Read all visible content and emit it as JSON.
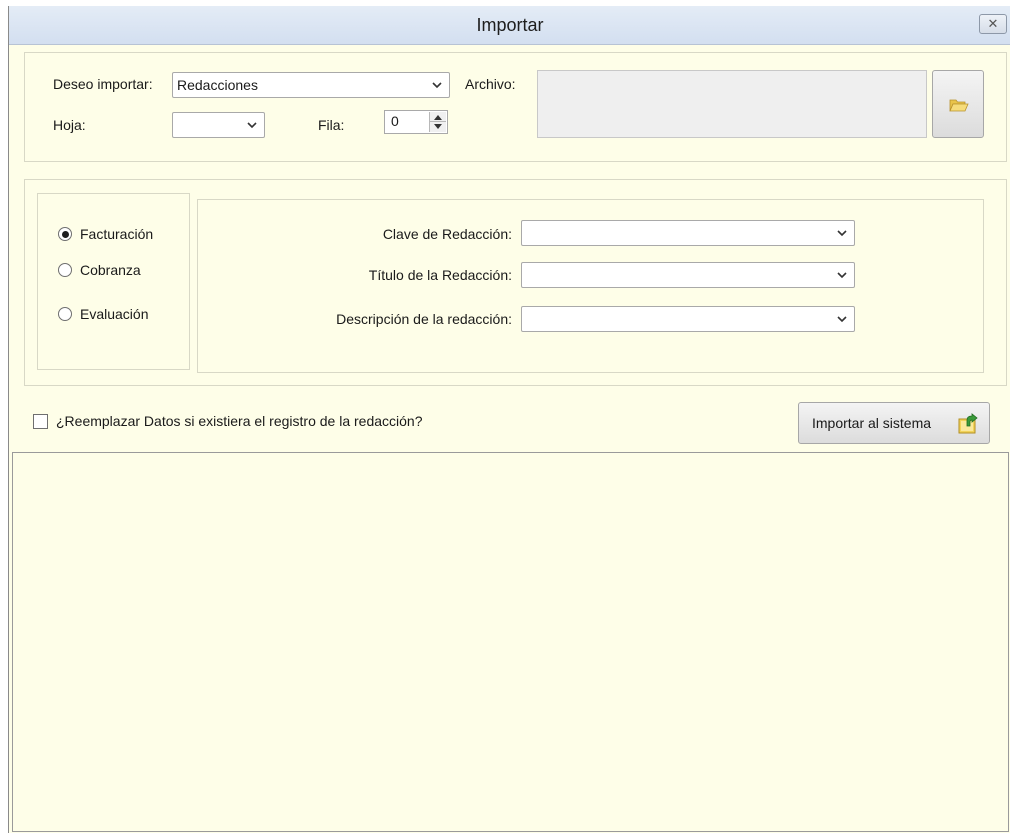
{
  "window": {
    "title": "Importar",
    "close_icon": "close-icon"
  },
  "top": {
    "deseo_importar_label": "Deseo importar:",
    "deseo_importar_value": "Redacciones",
    "archivo_label": "Archivo:",
    "hoja_label": "Hoja:",
    "hoja_value": "",
    "fila_label": "Fila:",
    "fila_value": "0",
    "browse_icon": "folder-open-icon"
  },
  "options": {
    "radios": [
      {
        "label": "Facturación",
        "checked": true
      },
      {
        "label": "Cobranza",
        "checked": false
      },
      {
        "label": "Evaluación",
        "checked": false
      }
    ]
  },
  "mapping": {
    "fields": [
      {
        "label": "Clave de Redacción:",
        "value": ""
      },
      {
        "label": "Título de la Redacción:",
        "value": ""
      },
      {
        "label": "Descripción de la redacción:",
        "value": ""
      }
    ]
  },
  "replace": {
    "label": "¿Reemplazar Datos si existiera el registro de la redacción?",
    "checked": false
  },
  "import_button": {
    "label": "Importar al sistema",
    "icon": "import-icon"
  },
  "colors": {
    "background": "#fefee8",
    "titlebar": "#d3dff0",
    "icon_yellow": "#f2d35a",
    "icon_green": "#3a9a3a"
  }
}
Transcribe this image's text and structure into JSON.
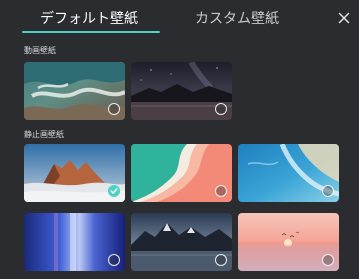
{
  "tabs": {
    "default_label": "デフォルト壁紙",
    "custom_label": "カスタム壁紙",
    "active": "default_label"
  },
  "close": {
    "icon": "close-icon"
  },
  "sections": {
    "video_label": "動画壁紙",
    "static_label": "静止画壁紙"
  },
  "video_wallpapers": [
    {
      "scene": "aerial-coast",
      "selected": false
    },
    {
      "scene": "night-lake-mountains",
      "selected": false
    }
  ],
  "static_wallpapers": [
    {
      "scene": "mountain-peaks-sunset",
      "selected": true
    },
    {
      "scene": "teal-pink-waves",
      "selected": false
    },
    {
      "scene": "blue-aerial-shore",
      "selected": false
    },
    {
      "scene": "blue-light-gradient",
      "selected": false
    },
    {
      "scene": "mountain-lake-night",
      "selected": false
    },
    {
      "scene": "pink-sunset-birds",
      "selected": false
    }
  ],
  "colors": {
    "background": "#2b2c30",
    "accent": "#4fd1c5",
    "tab_active_text": "#ffffff",
    "tab_inactive_text": "#c9cacd"
  }
}
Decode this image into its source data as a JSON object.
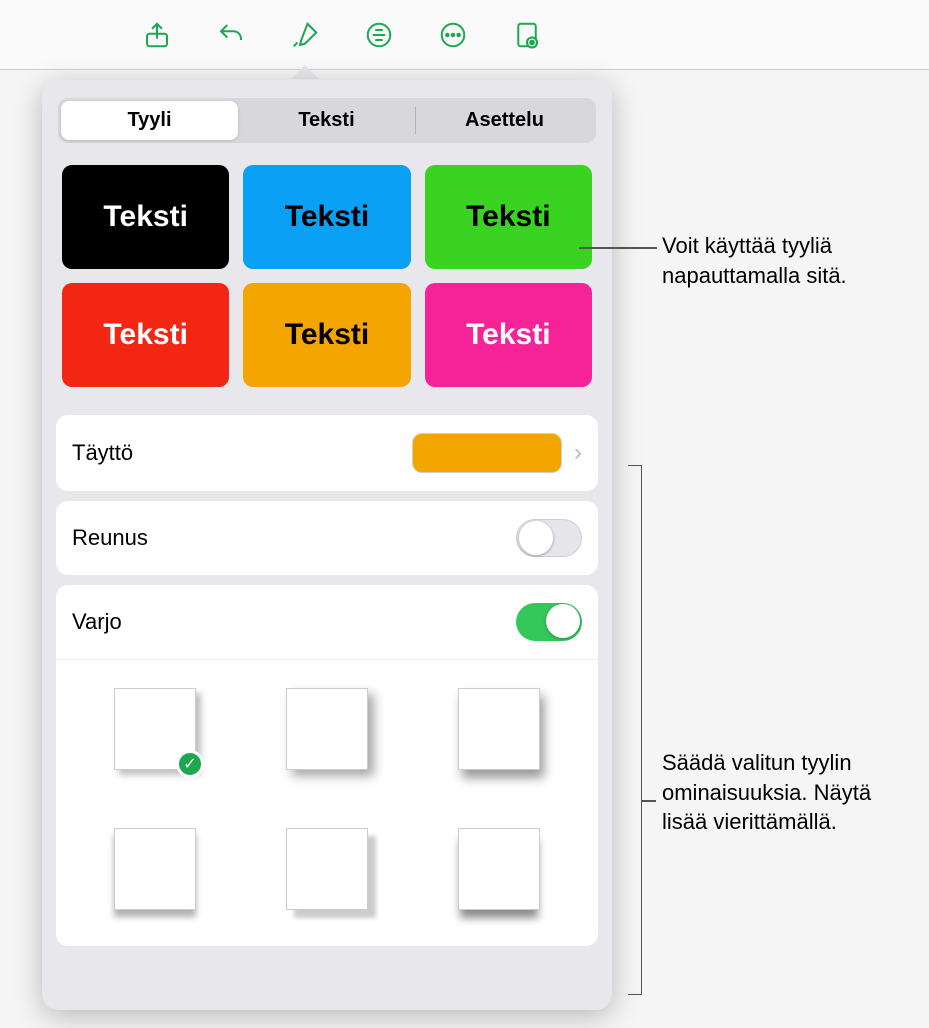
{
  "toolbar": {
    "share": "share-icon",
    "undo": "undo-icon",
    "format": "format-brush-icon",
    "insert": "insert-icon",
    "more": "more-icon",
    "document": "document-settings-icon"
  },
  "tabs": {
    "style": "Tyyli",
    "text": "Teksti",
    "layout": "Asettelu",
    "active": "style"
  },
  "styleSwatches": [
    {
      "label": "Teksti",
      "bg": "#000000",
      "fg": "#ffffff"
    },
    {
      "label": "Teksti",
      "bg": "#0aa0f5",
      "fg": "#000000"
    },
    {
      "label": "Teksti",
      "bg": "#3ad321",
      "fg": "#000000"
    },
    {
      "label": "Teksti",
      "bg": "#f22613",
      "fg": "#ffffff"
    },
    {
      "label": "Teksti",
      "bg": "#f5a500",
      "fg": "#000000"
    },
    {
      "label": "Teksti",
      "bg": "#f52397",
      "fg": "#ffffff"
    }
  ],
  "fill": {
    "label": "Täyttö",
    "color": "#f5a500"
  },
  "border": {
    "label": "Reunus",
    "enabled": false
  },
  "shadow": {
    "label": "Varjo",
    "enabled": true,
    "selected": 0
  },
  "callouts": {
    "applyStyle": "Voit käyttää tyyliä napauttamalla sitä.",
    "adjustProps": "Säädä valitun tyylin ominaisuuksia. Näytä lisää vierittämällä."
  }
}
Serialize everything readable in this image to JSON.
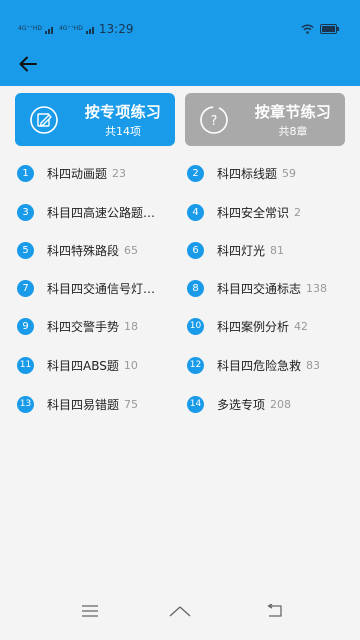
{
  "status_bar": {
    "signal_tags": [
      "4G⁺⁺HD",
      "4G⁺⁺HD"
    ],
    "time": "13:29"
  },
  "colors": {
    "accent": "#1a9bea",
    "disabled_card": "#a9a9a9",
    "count_text": "#999999"
  },
  "mode_cards": [
    {
      "title": "按专项练习",
      "subtitle": "共14项",
      "icon": "edit-icon"
    },
    {
      "title": "按章节练习",
      "subtitle": "共8章",
      "icon": "help-icon"
    }
  ],
  "topics": [
    {
      "num": "1",
      "label": "科四动画题",
      "count": "23"
    },
    {
      "num": "2",
      "label": "科四标线题",
      "count": "59"
    },
    {
      "num": "3",
      "label": "科目四高速公路题…",
      "count": ""
    },
    {
      "num": "4",
      "label": "科四安全常识",
      "count": "2"
    },
    {
      "num": "5",
      "label": "科四特殊路段",
      "count": "65"
    },
    {
      "num": "6",
      "label": "科四灯光",
      "count": "81"
    },
    {
      "num": "7",
      "label": "科目四交通信号灯…",
      "count": ""
    },
    {
      "num": "8",
      "label": "科目四交通标志",
      "count": "138"
    },
    {
      "num": "9",
      "label": "科四交警手势",
      "count": "18"
    },
    {
      "num": "10",
      "label": "科四案例分析",
      "count": "42"
    },
    {
      "num": "11",
      "label": "科目四ABS题",
      "count": "10"
    },
    {
      "num": "12",
      "label": "科目四危险急救",
      "count": "83"
    },
    {
      "num": "13",
      "label": "科目四易错题",
      "count": "75"
    },
    {
      "num": "14",
      "label": "多选专项",
      "count": "208"
    }
  ]
}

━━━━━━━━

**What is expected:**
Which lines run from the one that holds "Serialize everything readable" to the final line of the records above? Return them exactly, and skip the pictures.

**The completed task:**
Serialize everything readable in this image to JSON.
{
  "status_bar": {
    "signal_tags": [
      "4G⁺⁺HD",
      "4G⁺⁺HD"
    ],
    "time": "13:29"
  },
  "colors": {
    "accent": "#1a9bea",
    "disabled_card": "#a9a9a9",
    "count_text": "#999999"
  },
  "mode_cards": [
    {
      "title": "按专项练习",
      "subtitle": "共14项",
      "icon": "edit-icon"
    },
    {
      "title": "按章节练习",
      "subtitle": "共8章",
      "icon": "help-icon"
    }
  ],
  "topics": [
    {
      "num": "1",
      "label": "科四动画题",
      "count": "23"
    },
    {
      "num": "2",
      "label": "科四标线题",
      "count": "59"
    },
    {
      "num": "3",
      "label": "科目四高速公路题…",
      "count": ""
    },
    {
      "num": "4",
      "label": "科四安全常识",
      "count": "2"
    },
    {
      "num": "5",
      "label": "科四特殊路段",
      "count": "65"
    },
    {
      "num": "6",
      "label": "科四灯光",
      "count": "81"
    },
    {
      "num": "7",
      "label": "科目四交通信号灯…",
      "count": ""
    },
    {
      "num": "8",
      "label": "科目四交通标志",
      "count": "138"
    },
    {
      "num": "9",
      "label": "科四交警手势",
      "count": "18"
    },
    {
      "num": "10",
      "label": "科四案例分析",
      "count": "42"
    },
    {
      "num": "11",
      "label": "科目四ABS题",
      "count": "10"
    },
    {
      "num": "12",
      "label": "科目四危险急救",
      "count": "83"
    },
    {
      "num": "13",
      "label": "科目四易错题",
      "count": "75"
    },
    {
      "num": "14",
      "label": "多选专项",
      "count": "208"
    }
  ]
}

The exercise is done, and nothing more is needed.